Some states have gone as far as enacting legislation that holds parents accountable for any bullying their children commit at school.
Unfortunately, bullying in school has not only led to many students dreading their time at school and developing unhealthy coping habits. This has even led to many bullying victims at astoundingly young ages to attempt and commit suicide.
2. Bullying In The Workplace
Many Americans encounter friction in their workplaces.
Both coworkers and supervisors can engage in bullying. Several federal-level protections exist to prevent abusive practices in U.S. workplaces. However, many Americans still deal with ongoing abuse in the workplace.
Fortunately, employee protections from the U.S. Department of Labor and other agencies offer legal remedies to employees who suffer abuse in the workplace. But these measures do little in terms of addressing the psychological damage workplace bullies might inflict.

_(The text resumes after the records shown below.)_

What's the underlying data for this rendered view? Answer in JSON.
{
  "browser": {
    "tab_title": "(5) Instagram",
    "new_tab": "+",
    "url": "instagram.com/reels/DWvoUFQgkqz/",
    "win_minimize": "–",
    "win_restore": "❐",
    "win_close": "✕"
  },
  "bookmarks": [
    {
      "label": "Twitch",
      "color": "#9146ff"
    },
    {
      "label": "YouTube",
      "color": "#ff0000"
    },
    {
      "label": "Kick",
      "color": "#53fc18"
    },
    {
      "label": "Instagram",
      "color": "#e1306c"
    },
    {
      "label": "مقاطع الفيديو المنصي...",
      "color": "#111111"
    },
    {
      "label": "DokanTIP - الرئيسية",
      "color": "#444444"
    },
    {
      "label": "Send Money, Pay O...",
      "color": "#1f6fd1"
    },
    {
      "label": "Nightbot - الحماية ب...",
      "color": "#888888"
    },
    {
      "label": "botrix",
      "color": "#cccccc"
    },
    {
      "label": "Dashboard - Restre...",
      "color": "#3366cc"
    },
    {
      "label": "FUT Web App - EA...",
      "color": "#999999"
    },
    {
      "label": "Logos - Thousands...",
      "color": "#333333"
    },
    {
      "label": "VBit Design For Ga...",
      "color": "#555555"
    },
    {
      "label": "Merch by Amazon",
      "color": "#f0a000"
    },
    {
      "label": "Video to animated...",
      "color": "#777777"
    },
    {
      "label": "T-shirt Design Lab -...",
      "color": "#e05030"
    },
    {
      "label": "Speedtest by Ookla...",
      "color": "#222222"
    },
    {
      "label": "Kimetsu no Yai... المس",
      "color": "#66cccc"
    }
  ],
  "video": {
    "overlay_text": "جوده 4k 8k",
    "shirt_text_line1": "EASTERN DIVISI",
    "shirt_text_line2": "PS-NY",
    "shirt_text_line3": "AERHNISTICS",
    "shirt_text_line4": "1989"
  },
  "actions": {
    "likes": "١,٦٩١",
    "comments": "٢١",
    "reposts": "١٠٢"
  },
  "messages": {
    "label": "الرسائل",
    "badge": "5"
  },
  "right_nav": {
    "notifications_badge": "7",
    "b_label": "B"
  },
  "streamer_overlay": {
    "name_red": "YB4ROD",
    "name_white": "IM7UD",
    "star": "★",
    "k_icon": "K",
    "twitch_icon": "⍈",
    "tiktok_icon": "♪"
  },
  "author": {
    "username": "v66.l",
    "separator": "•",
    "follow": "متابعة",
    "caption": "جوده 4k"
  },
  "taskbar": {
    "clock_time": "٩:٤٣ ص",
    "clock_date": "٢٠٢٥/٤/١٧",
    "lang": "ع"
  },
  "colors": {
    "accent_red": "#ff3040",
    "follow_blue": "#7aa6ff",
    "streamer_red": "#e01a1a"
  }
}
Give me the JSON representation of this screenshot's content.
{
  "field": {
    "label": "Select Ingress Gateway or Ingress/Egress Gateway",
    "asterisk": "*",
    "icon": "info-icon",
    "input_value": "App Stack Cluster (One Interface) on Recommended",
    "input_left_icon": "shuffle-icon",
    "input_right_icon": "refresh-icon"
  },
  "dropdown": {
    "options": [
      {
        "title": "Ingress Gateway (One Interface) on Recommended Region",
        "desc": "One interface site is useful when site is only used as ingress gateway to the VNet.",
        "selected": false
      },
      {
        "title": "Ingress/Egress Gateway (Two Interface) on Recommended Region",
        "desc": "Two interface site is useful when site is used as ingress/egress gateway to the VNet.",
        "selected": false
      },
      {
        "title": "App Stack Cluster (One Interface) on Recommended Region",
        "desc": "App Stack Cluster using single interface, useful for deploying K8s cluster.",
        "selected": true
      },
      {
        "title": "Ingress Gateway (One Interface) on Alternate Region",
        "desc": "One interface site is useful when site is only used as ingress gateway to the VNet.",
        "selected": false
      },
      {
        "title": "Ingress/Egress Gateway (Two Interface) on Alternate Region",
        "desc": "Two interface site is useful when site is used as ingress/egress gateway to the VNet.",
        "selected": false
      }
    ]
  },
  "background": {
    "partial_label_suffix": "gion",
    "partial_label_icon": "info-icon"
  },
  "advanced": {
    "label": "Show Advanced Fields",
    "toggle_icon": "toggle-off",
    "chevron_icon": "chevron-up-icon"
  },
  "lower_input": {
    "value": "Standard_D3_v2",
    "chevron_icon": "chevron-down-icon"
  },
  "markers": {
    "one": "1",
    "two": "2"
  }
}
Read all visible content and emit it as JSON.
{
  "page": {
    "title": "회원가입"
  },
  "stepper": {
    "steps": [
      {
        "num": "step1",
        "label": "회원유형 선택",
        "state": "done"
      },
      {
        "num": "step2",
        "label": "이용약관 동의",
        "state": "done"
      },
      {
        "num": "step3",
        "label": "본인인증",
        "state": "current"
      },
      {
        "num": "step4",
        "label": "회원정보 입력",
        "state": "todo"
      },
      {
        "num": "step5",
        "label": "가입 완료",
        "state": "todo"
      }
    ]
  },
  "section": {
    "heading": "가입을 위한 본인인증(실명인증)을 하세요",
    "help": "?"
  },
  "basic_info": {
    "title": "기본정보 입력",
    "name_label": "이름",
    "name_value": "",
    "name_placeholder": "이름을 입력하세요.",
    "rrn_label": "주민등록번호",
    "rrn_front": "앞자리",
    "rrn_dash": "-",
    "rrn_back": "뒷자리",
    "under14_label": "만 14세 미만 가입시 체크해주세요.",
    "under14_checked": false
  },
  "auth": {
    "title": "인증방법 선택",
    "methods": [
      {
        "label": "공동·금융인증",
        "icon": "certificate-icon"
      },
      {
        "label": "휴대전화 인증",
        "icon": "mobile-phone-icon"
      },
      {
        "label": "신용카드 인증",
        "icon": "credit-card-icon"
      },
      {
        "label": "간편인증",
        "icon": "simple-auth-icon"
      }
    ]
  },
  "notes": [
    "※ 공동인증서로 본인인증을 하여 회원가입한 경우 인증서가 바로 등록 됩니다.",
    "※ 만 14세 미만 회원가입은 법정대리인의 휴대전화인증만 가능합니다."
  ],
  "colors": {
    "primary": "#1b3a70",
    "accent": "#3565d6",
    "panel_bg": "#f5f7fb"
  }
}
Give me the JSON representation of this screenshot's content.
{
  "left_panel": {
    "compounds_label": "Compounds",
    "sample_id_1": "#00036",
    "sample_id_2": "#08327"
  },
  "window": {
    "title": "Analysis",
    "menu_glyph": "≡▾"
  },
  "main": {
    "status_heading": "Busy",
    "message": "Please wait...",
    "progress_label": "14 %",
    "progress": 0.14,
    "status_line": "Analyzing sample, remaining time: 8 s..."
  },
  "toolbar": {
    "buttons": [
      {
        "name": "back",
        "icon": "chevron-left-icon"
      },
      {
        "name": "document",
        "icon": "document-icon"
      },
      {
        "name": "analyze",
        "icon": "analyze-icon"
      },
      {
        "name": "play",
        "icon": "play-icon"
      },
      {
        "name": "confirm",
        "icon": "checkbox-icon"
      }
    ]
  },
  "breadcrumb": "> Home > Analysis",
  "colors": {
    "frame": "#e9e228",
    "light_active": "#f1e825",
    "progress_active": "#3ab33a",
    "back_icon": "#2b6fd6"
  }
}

Many people work stressful jobs which themselves can pose major risks of substance abuse. But an employee who suffers prolonged bullying in the workplace has a higher chance of engaging in substance abuse to cope with that mistreatment.
Bullying in the workplace can not only lead to the victim developing a substance abuse issue, but it can also entail professional repercussions.
An otherwise stellar employee facing bullying at work could have trouble maintaining productivity, and low enthusiasm for showing up to work will invariably lead to professional difficulties in one’s career.
3. Bullying At Home
Unfortunately, many Americans face harsh ridicule and abuse at home.
When bullying occurs within a family, the victim may feel isolated, with nowhere to go and no one to ask for help.
Family is usually the first place to look for support and help after suffering bullying. If family members are the cause of a victim’s bullying struggles, where does he or she look for help?
Bullying at home can become so intense that the victim runs away or takes the first opportunity to make a fresh start elsewhere.
This can eventually lead to a substance abuse problem if he or she falls in with the wrong crowd, believing there is no other option.
4. Bullying Online
Cyberbullying, i.e., abusing another person through digital messaging, is a major concern for many Americans, especially for parents of kids and teens with online access.
Social media can be a fantastic outlet for sharing news stories and interesting information with friends, family, and acquaintances. However, it can also provide a platform for stalking, harassment, and bullying.
Many people have suffered severe psychological trauma from things said online. Prolonged cyberbullying can easily propel a victim toward substance abuse.
Developing Healthier Coping Strategies
Victims of bullying are more likely to engage in substance abuse than their peers*.
Unfortunately, a bullying victim who cannot find help will likely assume that support isn’t available. At this point, drugs become a relatively attractive outlet for people in these difficult situations.
Students who suffer verbal abuse in high school are three times more likely to engage in alcohol abuse than non-bullied peers. Bullies themselves are also statistically more likely to engage in substance abuse.
Substance abuse is dangerous for younger people.
An individual who develops a substance abuse disorder at a young age is likely to continue this pattern into adulthood, potentially leading to a life of addiction.
Moreover, people who suffer bullying are more likely to develop trust issues and have a hard time relying on others in the future.
This can create a serious roadblock to recovery as the individual struggling with substance abuse may deal with low self-esteem and feel unworthy of others’ help. They may simply distrust those offering help as well.
Bullying is a serious problem, and parents should remain vigilant for any sign of it. Victims of bullying should know they are not alone and that help is available if needed.
If you notice a person struggling with bullying, do not be afraid to speak up and offer help.
It is essential for bullying victims to realize their situations are not permanent and that bullying is fixable. The sooner they seek help for bullying issues, the more likely they are to avoid a future of substance abuse.